The two companies have scheduled a teleconference to give a "progress report" on theirand define some of the parameters of the collaborative work, according to a Microsoft representative. Sun Chief Technology Officer Greg Papadopoulos and a Microsoft vice president plan to host the teleconference.
Announced in April, the wide-reaching deal called for the two long-time adversaries to settle their ongoing legal disputes and share technology in order to improve interoperability between their respective products. The deal involved payments of up to $1.95 billion to Sun.
As part of the deal, Sun withdrew from antitrust lawsuits against Microsoft. The two companies also created a patent-sharing arrangement, under which Sun and Microsoft pledged not to sue each other over patents. Despite the partnership, Sun and Microsoft executives vowed to continue competing aggressively.
When the deal was first announced, the companies provided few details on the nature of their technical collaboration, singling out network sign-on capabilities and Web services as two areas of potential work.

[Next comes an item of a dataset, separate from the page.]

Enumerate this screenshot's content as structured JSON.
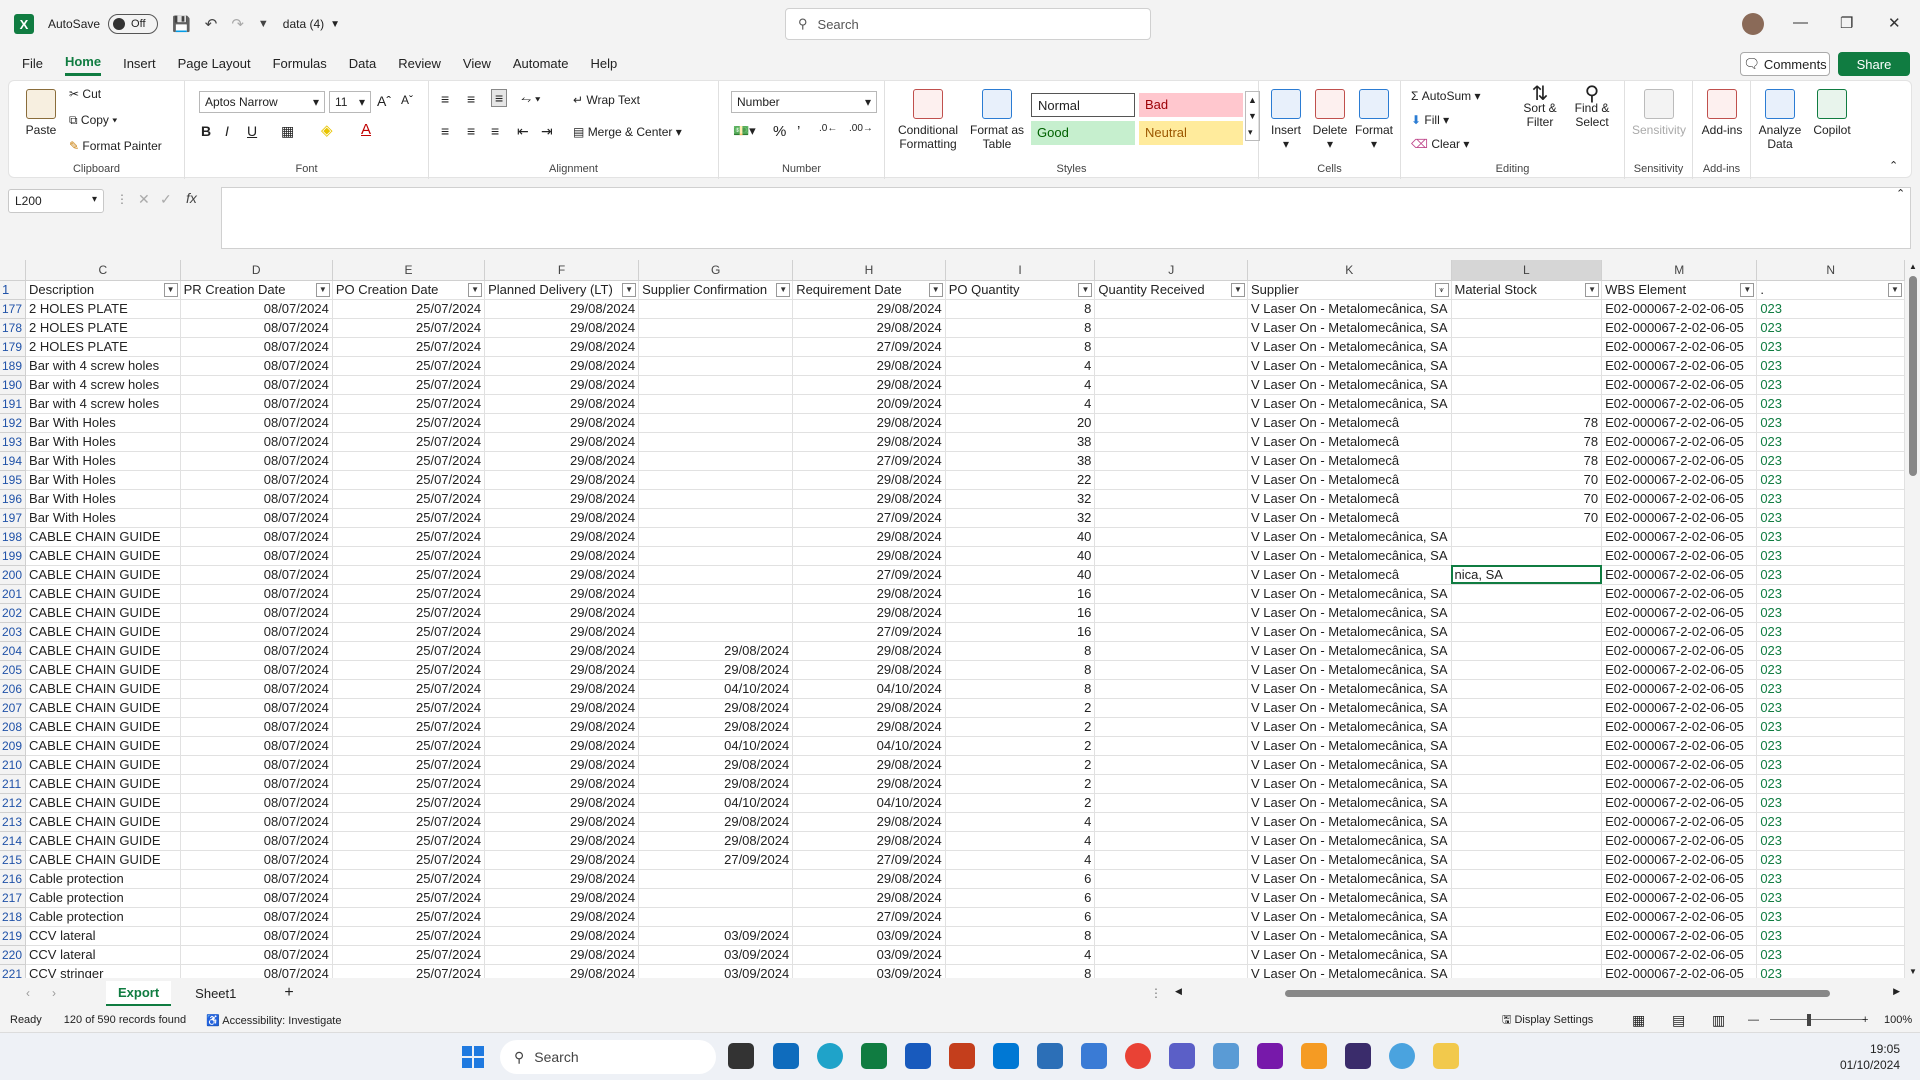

Since the deal's signing, the bulk of the collaboration has been on interoperability between Sun's Solaris operating system and Microsoft's Windows OS and on interoperability of Web services, said one Sun executive.
Closer technical ties between Solaris and Windows could blur the lines between their companies' respective products and provide, for example, a way to sign on to Windows and Solaris servers at the same time.
At a Sun event earlier this month, Sun CEO Scott McNealy said better-aligned authentication software will be a major benefit to Sun and Microsoft's joint customers.
"Bringing those two together in a circle-of-trust, compatible, single-sign-on kind of way will be a huge breakthrough," McNealy said.
The two companies have also started to collaborate on the development of Web services specifications, which define various aspects of software development and operations.
Last month, for example, Sun and Microsoft were among the co-authors of, a technical blueprint for keeping track of a range of networked devices--from consumer electronics to server computers. In the past, Sun and Microsoft did little joint Web services work and have been, in fact, on .
In another indication of closer ties between the companies' Web services initiatives, Microsoft plans to host a series of Webcasts in December and January focusing on interoperability between Sun's Java and Microsoft's .Net development software.
The Webcasts, which will be hosted by a third party instead of Microsoft, will address ways that programmers can improve the integration between Java programs and Windows applications written with .Net tools.